Look for the word "data" in the entries and copy each line where it appears.
——————
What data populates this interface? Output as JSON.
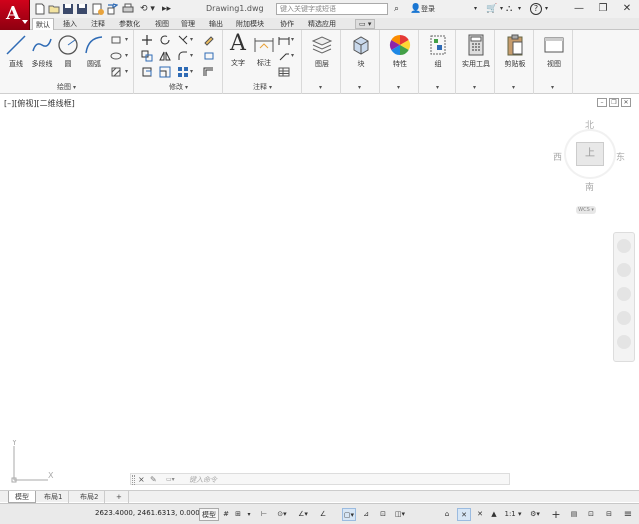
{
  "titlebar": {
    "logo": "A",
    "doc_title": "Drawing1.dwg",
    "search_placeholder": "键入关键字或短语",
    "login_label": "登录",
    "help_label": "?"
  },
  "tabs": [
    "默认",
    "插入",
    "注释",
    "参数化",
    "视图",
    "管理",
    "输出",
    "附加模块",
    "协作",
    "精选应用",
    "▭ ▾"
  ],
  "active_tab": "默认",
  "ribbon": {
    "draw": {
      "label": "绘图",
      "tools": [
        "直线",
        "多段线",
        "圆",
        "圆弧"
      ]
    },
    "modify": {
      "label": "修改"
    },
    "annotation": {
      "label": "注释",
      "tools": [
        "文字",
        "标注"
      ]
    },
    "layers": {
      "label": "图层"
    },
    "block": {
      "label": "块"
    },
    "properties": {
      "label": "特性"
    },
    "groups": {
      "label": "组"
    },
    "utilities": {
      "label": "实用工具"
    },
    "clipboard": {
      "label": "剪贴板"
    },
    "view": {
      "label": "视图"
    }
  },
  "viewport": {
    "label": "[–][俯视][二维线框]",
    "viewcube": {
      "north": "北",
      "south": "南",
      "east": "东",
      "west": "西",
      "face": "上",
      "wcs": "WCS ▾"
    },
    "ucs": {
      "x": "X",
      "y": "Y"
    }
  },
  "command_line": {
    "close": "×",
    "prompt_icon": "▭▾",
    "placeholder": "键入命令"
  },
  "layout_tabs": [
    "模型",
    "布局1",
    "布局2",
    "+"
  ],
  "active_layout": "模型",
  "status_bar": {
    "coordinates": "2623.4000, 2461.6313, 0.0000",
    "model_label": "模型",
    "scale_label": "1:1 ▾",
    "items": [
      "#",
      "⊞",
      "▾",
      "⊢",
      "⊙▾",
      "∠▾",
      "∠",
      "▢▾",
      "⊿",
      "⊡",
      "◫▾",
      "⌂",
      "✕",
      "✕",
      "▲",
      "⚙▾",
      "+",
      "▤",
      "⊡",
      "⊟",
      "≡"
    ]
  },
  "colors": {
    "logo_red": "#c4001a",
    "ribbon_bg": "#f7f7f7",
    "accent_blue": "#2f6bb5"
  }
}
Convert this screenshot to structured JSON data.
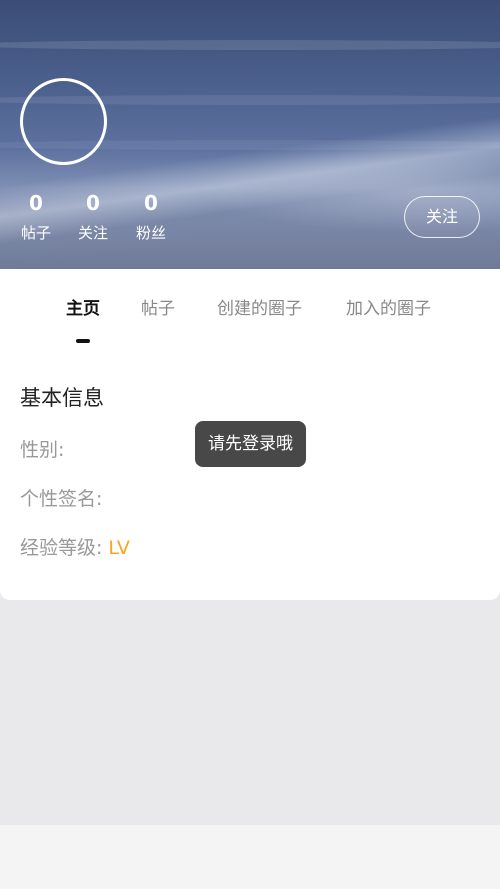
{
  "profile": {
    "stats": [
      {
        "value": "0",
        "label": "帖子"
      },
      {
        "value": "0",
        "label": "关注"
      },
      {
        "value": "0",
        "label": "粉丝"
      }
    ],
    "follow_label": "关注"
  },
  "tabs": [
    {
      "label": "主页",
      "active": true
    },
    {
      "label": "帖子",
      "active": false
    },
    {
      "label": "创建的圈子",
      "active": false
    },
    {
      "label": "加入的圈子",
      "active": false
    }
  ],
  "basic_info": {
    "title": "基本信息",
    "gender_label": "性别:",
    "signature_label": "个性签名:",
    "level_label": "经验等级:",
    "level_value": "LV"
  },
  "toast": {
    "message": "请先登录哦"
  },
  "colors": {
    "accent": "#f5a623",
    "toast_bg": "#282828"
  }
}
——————
### [ANSWER SECTION]
What data populates this interface? Output as JSON.
Convert this screenshot to structured JSON data.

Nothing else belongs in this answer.